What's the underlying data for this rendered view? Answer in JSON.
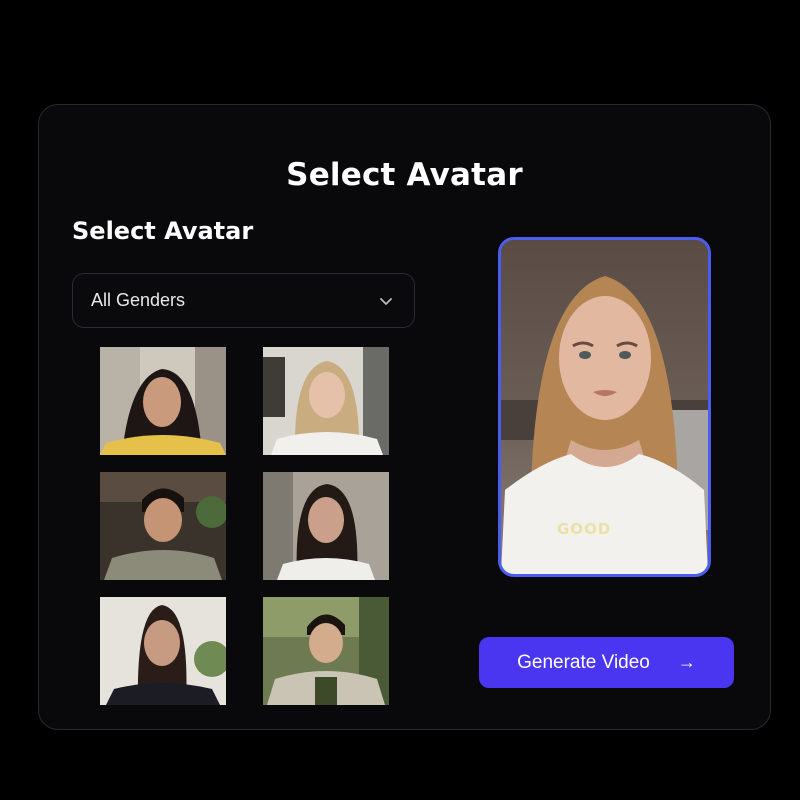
{
  "panel": {
    "title": "Select Avatar",
    "section_title": "Select Avatar"
  },
  "gender_filter": {
    "value": "All Genders",
    "icon": "chevron-down-icon"
  },
  "avatars": [
    {
      "id": "avatar-1",
      "description": "woman with dark curly hair, yellow top"
    },
    {
      "id": "avatar-2",
      "description": "woman with long blonde hair, white top"
    },
    {
      "id": "avatar-3",
      "description": "man with short dark hair, olive shirt"
    },
    {
      "id": "avatar-4",
      "description": "woman with long dark hair, white top"
    },
    {
      "id": "avatar-5",
      "description": "woman with dark hair pulled back, dark top"
    },
    {
      "id": "avatar-6",
      "description": "man outdoors, light jacket"
    }
  ],
  "preview": {
    "shirt_text": "GOOD"
  },
  "actions": {
    "generate_label": "Generate Video",
    "generate_icon": "arrow-right-icon"
  },
  "colors": {
    "accent": "#4a35f0",
    "preview_border": "#4b5cf0",
    "background": "#000000",
    "panel": "#09090b"
  }
}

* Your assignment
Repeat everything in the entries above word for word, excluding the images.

* Exercise response
What's the underlying data for this rendered view? Answer in JSON.
{
  "panel": {
    "title": "Select Avatar",
    "section_title": "Select Avatar"
  },
  "gender_filter": {
    "value": "All Genders",
    "icon": "chevron-down-icon"
  },
  "avatars": [
    {
      "id": "avatar-1",
      "description": "woman with dark curly hair, yellow top"
    },
    {
      "id": "avatar-2",
      "description": "woman with long blonde hair, white top"
    },
    {
      "id": "avatar-3",
      "description": "man with short dark hair, olive shirt"
    },
    {
      "id": "avatar-4",
      "description": "woman with long dark hair, white top"
    },
    {
      "id": "avatar-5",
      "description": "woman with dark hair pulled back, dark top"
    },
    {
      "id": "avatar-6",
      "description": "man outdoors, light jacket"
    }
  ],
  "preview": {
    "shirt_text": "GOOD"
  },
  "actions": {
    "generate_label": "Generate Video",
    "generate_icon": "arrow-right-icon"
  },
  "colors": {
    "accent": "#4a35f0",
    "preview_border": "#4b5cf0",
    "background": "#000000",
    "panel": "#09090b"
  }
}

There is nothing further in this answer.